When I was growing up, family was considered firstly to be my parents and siblings and then on outwards to include other relatives. It never occurred to me to view others in my community, or even broader as ‘family.’ There was also a strong message at the time that “you can choose your friends, but you can’t choose your family.” This idea that ‘family’ comprised of only relatives and was therefore a fixed entity was widespread. Furthermore, what went on in families was considered their private business and others had no right to interfere, making ‘family’ firmly off limits in terms of closer scrutiny. This attitude continues to exist in the present day and still with a complacency and reluctance to look more deeply into what ‘family’ actually means and how it interlinks with other aspects of human life.

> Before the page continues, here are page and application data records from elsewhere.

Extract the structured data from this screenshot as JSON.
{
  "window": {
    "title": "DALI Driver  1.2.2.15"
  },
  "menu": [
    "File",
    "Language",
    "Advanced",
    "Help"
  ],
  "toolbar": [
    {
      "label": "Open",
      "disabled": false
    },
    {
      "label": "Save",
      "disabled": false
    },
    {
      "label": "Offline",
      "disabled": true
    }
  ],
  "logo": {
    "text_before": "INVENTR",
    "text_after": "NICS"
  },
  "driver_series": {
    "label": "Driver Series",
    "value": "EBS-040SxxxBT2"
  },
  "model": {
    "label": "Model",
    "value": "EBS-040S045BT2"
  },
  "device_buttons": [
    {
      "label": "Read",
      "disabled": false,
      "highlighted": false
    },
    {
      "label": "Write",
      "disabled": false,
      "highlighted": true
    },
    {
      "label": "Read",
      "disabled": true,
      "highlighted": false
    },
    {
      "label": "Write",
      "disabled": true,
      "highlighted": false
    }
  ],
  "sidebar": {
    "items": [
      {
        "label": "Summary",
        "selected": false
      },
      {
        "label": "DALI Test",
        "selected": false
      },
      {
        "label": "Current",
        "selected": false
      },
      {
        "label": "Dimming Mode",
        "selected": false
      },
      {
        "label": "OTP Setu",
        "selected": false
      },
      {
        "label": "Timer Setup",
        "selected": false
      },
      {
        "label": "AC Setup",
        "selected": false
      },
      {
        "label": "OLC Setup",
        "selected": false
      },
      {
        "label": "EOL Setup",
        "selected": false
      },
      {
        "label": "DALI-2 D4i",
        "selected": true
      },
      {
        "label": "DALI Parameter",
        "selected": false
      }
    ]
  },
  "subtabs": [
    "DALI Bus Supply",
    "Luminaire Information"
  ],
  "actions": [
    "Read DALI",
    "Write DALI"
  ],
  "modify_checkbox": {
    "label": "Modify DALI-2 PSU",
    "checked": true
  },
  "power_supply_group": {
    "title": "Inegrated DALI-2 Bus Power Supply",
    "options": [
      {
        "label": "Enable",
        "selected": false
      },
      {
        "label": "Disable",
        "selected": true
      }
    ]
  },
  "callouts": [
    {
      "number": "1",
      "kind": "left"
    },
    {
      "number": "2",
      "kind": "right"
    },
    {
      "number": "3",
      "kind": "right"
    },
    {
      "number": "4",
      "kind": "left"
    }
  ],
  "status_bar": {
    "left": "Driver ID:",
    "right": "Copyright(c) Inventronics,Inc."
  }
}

The dynamics of the family unit have certainly changed over time. These days many children grow up in single parent and blended family situations. There are also increasing numbers of grandparents and other relatives raising children. Same sex couples rearing children is another growing area and in Australia, the number of children in foster care keeps increasing yearly. Surrogacy and adoptee parents also co-exist with more traditional forms of child caring and rearing and family groups. Adult children are living with parents for years longer than in the past. Beyond the genetic descriptions of ‘family,’ people also often consider who’s in and who’s out of their ‘family’ along religious, political, ethnic, cultural, geographic and/or socioeconomic lines. This all suggests that the ‘family’ concept is much more dynamic and multidimensional than often first assumed.
As people move through the course of their life, the impact of their upbringing is massive. There are undoubtedly many wonderful qualities that are passed along in families from one generation to the next. The family environment is a primary teaching ground for children as they learn about life and relationships from those around them and they carry many of these values, ideas and beliefs into adulthood. The next generation of citizens is shaped, with standards set that contribute to the makeup of the fabric of society, wherever that person is living. Some may ask “So why is this topic even being raised: isn’t this all a good thing?” The answer to that is that it is not just the valuable qualities that are passed on, it is also the uglier aspects of human behaviour which we usually don’t like to be reminded about that often sprout unchecked because they originated within the largely unaccountable family setting.
By taking a wholistic view it can be seen that ‘family’ is a central background feature behind many social ills, yet seemingly there is a massive unwillingness to examine the concept in any detail.
Take for example, the fact that many individuals believe it is acceptable to behave abusively towards others if it is within the confines of the family unit. Given the central role of family in raising children, it’s reasonable to assume that the transition away from being loving and open towards others started early in life. Sadly, what such children were taught/experienced within their particular family is often then passed on, leading to the normalisation of intergenerational cycles of abusive behaviours continuing with little real accountability.
The illusions around family are exposed even more when we are prepared to stand back and honestly look at how ideals and beliefs around ‘family’ link to human behaviour worldwide. The number of refugees globally has exploded in recent years and includes many displaced children who are not accompanied by a parent or a guardian yet are in desperate need of care and protection. Who is their ‘family’? Who is responsible for protecting, nurturing and caring for them? Is it the government of the countries involved and their citizens – or the wider world? Similarly, how do our pictures of who is and isn’t family apply with other vulnerable populations such as those caught in human trafficking and/or paedophilia rings?
While these questions may cause discomfort, they do suggest that we can’t ignore looking at the part our individual views around ‘family’ have played in limiting our willingness to compassionately respond to the high prevalence of multisystemic abuse globally. They also raise questions about what we have been indoctrinated into due to our family beliefs and ideals; what’s allowable and what’s not and so forth as the following quote invites us to ponder on:
“The three basic tenets that found and make family true:
True family is about love;
it is not about abuse and control.
True family is about love;
it is not about surnames, blood, skin colour or genes.
True family is about love;
it is not an intellectual understanding, gathering or
the making from an egg or sperm.”
[Serge Benhayon, Esoteric Teaching and Revelations, Volume II, Ed. 2, p. 442]
When ‘family’ is reduced to surnames, blood, skin colour, genes, eggs or sperm, instead of love, it explains how what we do to each other in the name of ‘family’ is what fuels suffering – be it abuse, violence, domination, holding rigid expectations, isolation or exclusion.
When we experience, witness or repeat these elements in our own lives, we can collude with the status quo and ignore or dismiss them as being ‘just the way it is’ and further entrench the rot around family. Or we can start to make family about connecting with the inner heart that knows true love, and from there impulses us to live not blinkered, reluctant or wishful lives, but responsibly with awareness, understanding, compassion and joy.
When family is lived in this way our immediate family benefits, but even greater than this is the valuable contribution we are making to our fellow human global family through the expression of care and kindness on a daily basis. One thing is for sure: whichever investment we choose to make will either allow the harm to continue unchecked, or it will support universal family healing and wellbeing.
By Helen Giles, Social Worker, Townsville